Rockland’s top taxpayer currently is FMC Corp., which pays about $435,000 in taxes.
In 1975, Energy Management Inc. began developing energy conservation and pollution control projects for institutional and industrial facilities, according to its website. In 1985, the company transitioned to developing independent power projects. The company has developed six natural gas-fired electric generation projects.
Energy Management is also the developer of Cape Wind, which will consist of 130 3.6-megawatt offshore wind turbines with a total capacity of 468 megawatts. That project will be located in federal waters off the coast of Cape Cod, Massachusetts.
The two Rockland-owned properties total about 18 acres and are next to the Maine Eastern Railroad line. The city properties also are near the city’s Industrial Park on Thomaston Street.
The 270 Pleasant St. site is assessed at $1,064,000. Rockland paid $800,000 for the City Hall property in 1995. The public works property is assessed at $304,000.
Chaousis said other than a few ideas being tossed around, there have been no formal discussions by city officials about where City Hall or public services would be relocated. He said if the sale moves forward, there would be a search.
Any sale of city property must go before the City Council and be voted on twice with a public hearing before it could be completed. No timeline has been determined. The city manager said that the discussions will be inclusive and transparent.

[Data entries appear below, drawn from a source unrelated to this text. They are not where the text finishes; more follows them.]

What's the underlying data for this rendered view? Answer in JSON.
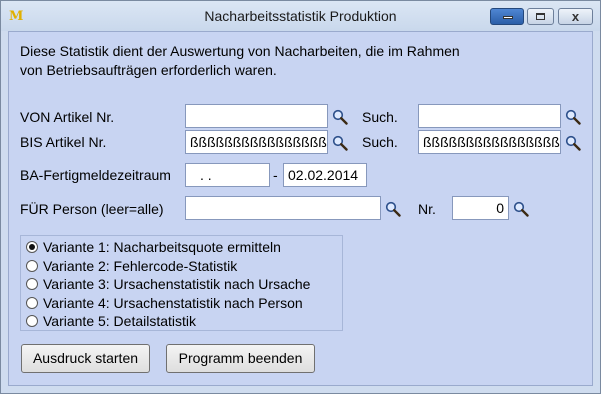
{
  "window": {
    "title": "Nacharbeitsstatistik Produktion",
    "app_icon": "M",
    "minimize_icon": "minimize-icon",
    "maximize_icon": "maximize-icon",
    "close_icon": "close-icon",
    "close_glyph": "x"
  },
  "description": {
    "line1": "Diese Statistik dient der Auswertung von Nacharbeiten, die im Rahmen",
    "line2": "von Betriebsaufträgen erforderlich waren."
  },
  "von": {
    "label": "VON Artikel Nr.",
    "value": "",
    "such_label": "Such.",
    "such_value": ""
  },
  "bis": {
    "label": "BIS Artikel Nr.",
    "value": "ßßßßßßßßßßßßßßßß",
    "such_label": "Such.",
    "such_value": "ßßßßßßßßßßßßßßßß"
  },
  "ba": {
    "label": "BA-Fertigmeldezeitraum",
    "from_value": ".  .",
    "separator": "-",
    "to_value": "02.02.2014"
  },
  "person": {
    "label": "FÜR Person (leer=alle)",
    "value": "",
    "nr_label": "Nr.",
    "nr_value": "0"
  },
  "variants": [
    {
      "label": "Variante 1: Nacharbeitsquote ermitteln",
      "selected": true
    },
    {
      "label": "Variante 2: Fehlercode-Statistik",
      "selected": false
    },
    {
      "label": "Variante 3: Ursachenstatistik nach Ursache",
      "selected": false
    },
    {
      "label": "Variante 4: Ursachenstatistik nach Person",
      "selected": false
    },
    {
      "label": "Variante 5: Detailstatistik",
      "selected": false
    }
  ],
  "buttons": {
    "start": "Ausdruck starten",
    "end": "Programm beenden"
  },
  "colors": {
    "client_bg": "#c8d4f2",
    "icon_accent": "#e0b000"
  }
}
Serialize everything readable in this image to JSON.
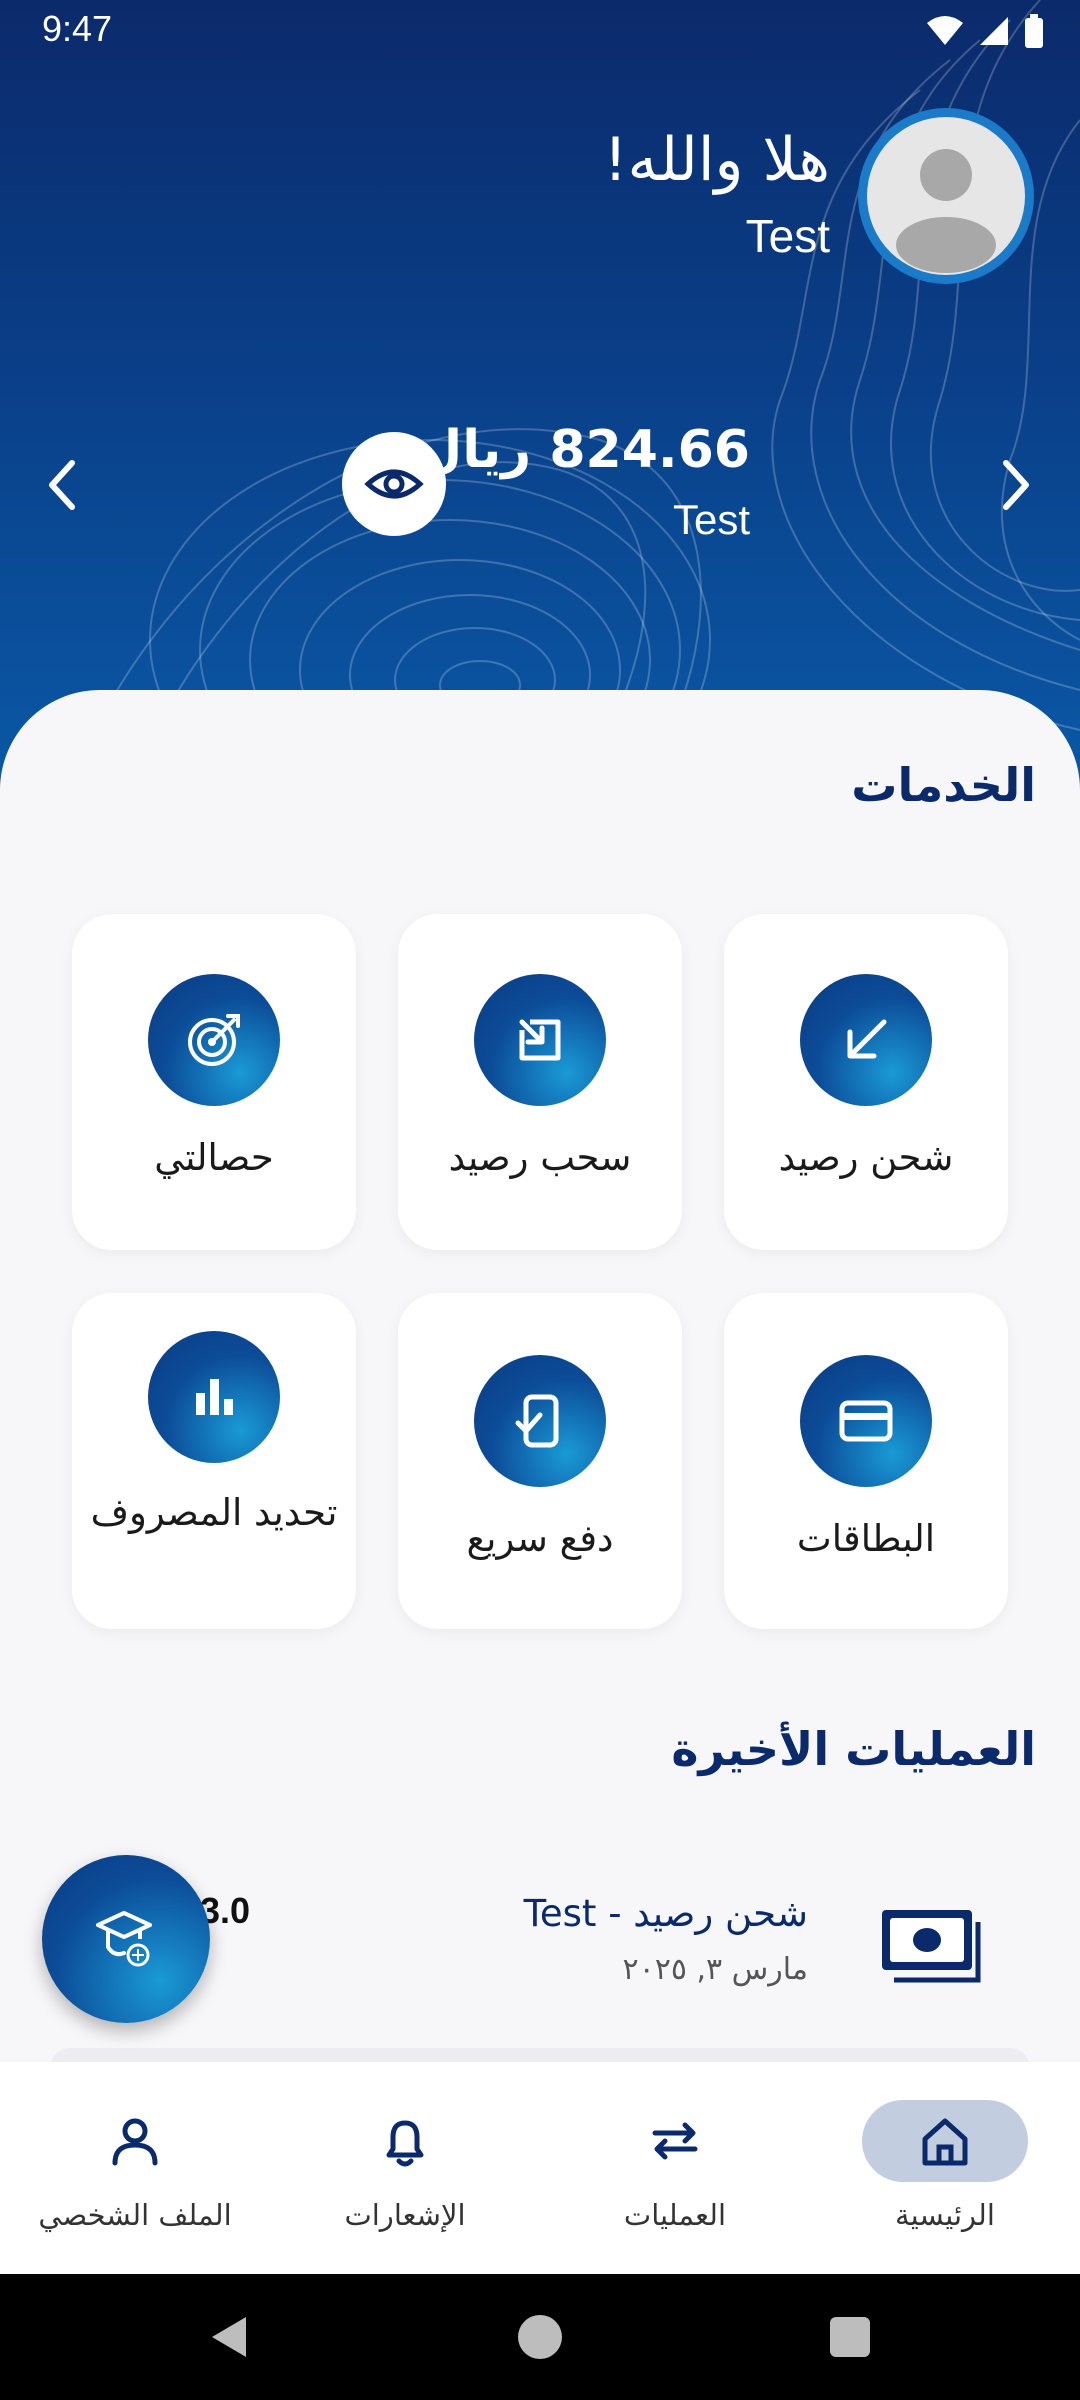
{
  "status_bar": {
    "time": "9:47"
  },
  "header": {
    "greeting": "هلا والله!",
    "user_name": "Test",
    "balance_amount": "824.66 ريال",
    "account_name": "Test"
  },
  "services": {
    "title": "الخدمات",
    "items": [
      {
        "label": "شحن رصيد",
        "icon": "arrow-down-left-icon"
      },
      {
        "label": "سحب رصيد",
        "icon": "arrow-up-right-box-icon"
      },
      {
        "label": "حصالتي",
        "icon": "target-icon"
      },
      {
        "label": "البطاقات",
        "icon": "credit-card-icon"
      },
      {
        "label": "دفع سريع",
        "icon": "phone-check-icon"
      },
      {
        "label": "تحديد المصروف",
        "icon": "bar-chart-icon"
      }
    ]
  },
  "recent": {
    "title": "العمليات الأخيرة",
    "transactions": [
      {
        "title": "شحن رصيد - Test",
        "date": "مارس ٣, ٢٠٢٥",
        "amount": "3.0"
      }
    ]
  },
  "bottom_nav": {
    "items": [
      {
        "label": "الرئيسية",
        "icon": "home-icon",
        "active": true
      },
      {
        "label": "العمليات",
        "icon": "transfer-arrows-icon",
        "active": false
      },
      {
        "label": "الإشعارات",
        "icon": "bell-icon",
        "active": false
      },
      {
        "label": "الملف الشخصي",
        "icon": "person-icon",
        "active": false
      }
    ]
  },
  "colors": {
    "primary": "#0b2a6b",
    "accent": "#1a9ad6",
    "background": "#f7f7fa",
    "nav_active": "#c3cde0"
  }
}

The city manager said the city properties, which are zoned for industrial use, are underutilized.
In November 2013, then-Community Development Director John Holden said Rockland, in general, had limited areas for future commercial development. One area where there was potential for development is the west side of the city near the Thomaston line where City Hall and public works are located, Holden concluded.
Rockland bought the City Hall property in 1995 from Camden-Rockland Water Co. and renovated the office building before moving into it in March 1996. Before than, City Hall was located in the train station.
The city has owned the public works property since 1962. City officials have tried twice to get voter approval for a new public works garage without success. The most recent rejection came in November 2011, when residents voted 895-881 against borrowing $2.9 million. The city had discussed building a new garage on city-owned land near the solid waste facilities.